Data records for software interfaces:
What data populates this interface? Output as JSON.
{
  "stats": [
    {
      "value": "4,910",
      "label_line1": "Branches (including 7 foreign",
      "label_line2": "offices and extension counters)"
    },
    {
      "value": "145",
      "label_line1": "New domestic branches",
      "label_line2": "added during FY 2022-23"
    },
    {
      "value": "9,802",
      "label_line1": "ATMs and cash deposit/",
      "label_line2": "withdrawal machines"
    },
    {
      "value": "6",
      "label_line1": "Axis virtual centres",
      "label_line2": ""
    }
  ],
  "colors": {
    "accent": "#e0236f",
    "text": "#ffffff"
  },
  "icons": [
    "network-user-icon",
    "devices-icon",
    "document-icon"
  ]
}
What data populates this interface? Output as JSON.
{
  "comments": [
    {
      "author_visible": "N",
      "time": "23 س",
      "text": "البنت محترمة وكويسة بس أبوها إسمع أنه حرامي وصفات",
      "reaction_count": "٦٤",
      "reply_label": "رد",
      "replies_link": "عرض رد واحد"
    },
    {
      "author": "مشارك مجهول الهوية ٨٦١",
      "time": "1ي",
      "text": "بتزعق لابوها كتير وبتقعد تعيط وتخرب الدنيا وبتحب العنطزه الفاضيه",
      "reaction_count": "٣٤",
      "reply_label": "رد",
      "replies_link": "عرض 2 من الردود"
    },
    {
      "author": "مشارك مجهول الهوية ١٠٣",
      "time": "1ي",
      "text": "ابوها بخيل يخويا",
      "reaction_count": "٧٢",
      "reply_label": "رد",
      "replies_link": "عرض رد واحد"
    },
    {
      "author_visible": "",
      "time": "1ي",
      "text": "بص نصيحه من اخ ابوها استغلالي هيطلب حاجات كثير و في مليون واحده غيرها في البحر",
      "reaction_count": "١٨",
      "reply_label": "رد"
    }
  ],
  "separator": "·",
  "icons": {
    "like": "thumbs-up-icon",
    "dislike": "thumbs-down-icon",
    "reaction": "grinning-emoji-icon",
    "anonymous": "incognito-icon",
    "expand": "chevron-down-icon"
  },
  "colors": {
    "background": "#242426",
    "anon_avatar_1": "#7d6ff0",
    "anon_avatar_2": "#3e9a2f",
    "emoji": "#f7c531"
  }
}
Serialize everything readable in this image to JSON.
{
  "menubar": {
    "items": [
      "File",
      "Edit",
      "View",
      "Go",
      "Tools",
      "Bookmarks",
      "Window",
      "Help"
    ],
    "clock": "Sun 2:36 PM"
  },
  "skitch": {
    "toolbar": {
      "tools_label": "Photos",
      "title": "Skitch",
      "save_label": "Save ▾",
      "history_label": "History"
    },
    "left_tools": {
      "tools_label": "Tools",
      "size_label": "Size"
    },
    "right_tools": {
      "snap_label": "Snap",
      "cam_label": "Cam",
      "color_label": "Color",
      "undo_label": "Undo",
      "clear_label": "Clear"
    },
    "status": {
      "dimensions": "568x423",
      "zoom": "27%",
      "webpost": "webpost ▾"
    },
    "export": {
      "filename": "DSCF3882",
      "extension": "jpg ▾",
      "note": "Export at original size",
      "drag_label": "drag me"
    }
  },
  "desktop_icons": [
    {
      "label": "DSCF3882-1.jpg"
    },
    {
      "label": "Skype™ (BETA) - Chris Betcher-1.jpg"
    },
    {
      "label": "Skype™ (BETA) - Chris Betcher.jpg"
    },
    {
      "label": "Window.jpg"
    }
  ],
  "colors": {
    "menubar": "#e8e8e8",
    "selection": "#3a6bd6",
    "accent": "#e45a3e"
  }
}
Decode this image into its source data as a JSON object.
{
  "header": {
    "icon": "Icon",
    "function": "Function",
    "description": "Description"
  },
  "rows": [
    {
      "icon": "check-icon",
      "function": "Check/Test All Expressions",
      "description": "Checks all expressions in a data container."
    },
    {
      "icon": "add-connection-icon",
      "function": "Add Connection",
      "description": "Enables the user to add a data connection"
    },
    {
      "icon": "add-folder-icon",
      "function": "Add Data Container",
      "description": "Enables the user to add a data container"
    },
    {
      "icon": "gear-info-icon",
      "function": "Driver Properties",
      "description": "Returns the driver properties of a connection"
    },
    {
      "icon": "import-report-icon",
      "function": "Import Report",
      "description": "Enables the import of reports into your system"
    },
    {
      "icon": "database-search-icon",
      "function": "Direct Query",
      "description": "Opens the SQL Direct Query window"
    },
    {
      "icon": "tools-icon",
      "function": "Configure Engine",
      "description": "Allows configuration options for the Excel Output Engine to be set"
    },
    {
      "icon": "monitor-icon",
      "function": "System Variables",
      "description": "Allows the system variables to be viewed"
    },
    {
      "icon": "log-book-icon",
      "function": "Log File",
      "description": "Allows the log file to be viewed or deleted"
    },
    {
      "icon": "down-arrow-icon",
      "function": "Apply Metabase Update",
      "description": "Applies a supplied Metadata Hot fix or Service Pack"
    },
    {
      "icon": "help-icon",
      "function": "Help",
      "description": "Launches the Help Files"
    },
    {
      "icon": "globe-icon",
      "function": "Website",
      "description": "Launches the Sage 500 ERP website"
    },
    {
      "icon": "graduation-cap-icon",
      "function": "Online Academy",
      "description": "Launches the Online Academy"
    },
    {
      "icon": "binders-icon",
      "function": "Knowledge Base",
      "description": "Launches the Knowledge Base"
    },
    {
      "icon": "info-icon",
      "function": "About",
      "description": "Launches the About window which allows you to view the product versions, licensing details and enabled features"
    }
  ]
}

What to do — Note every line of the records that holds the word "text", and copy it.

Solution to the problem —
    "text": "#ffffff"
      "text": "البنت محترمة وكويسة بس أبوها إسمع أنه حرامي وصفات",
      "text": "بتزعق لابوها كتير وبتقعد تعيط وتخرب الدنيا وبتحب العنطزه الفاضيه",
      "text": "ابوها بخيل يخويا",
      "text": "بص نصيحه من اخ ابوها استغلالي هيطلب حاجات كثير و في مليون واحده غيرها في البحر",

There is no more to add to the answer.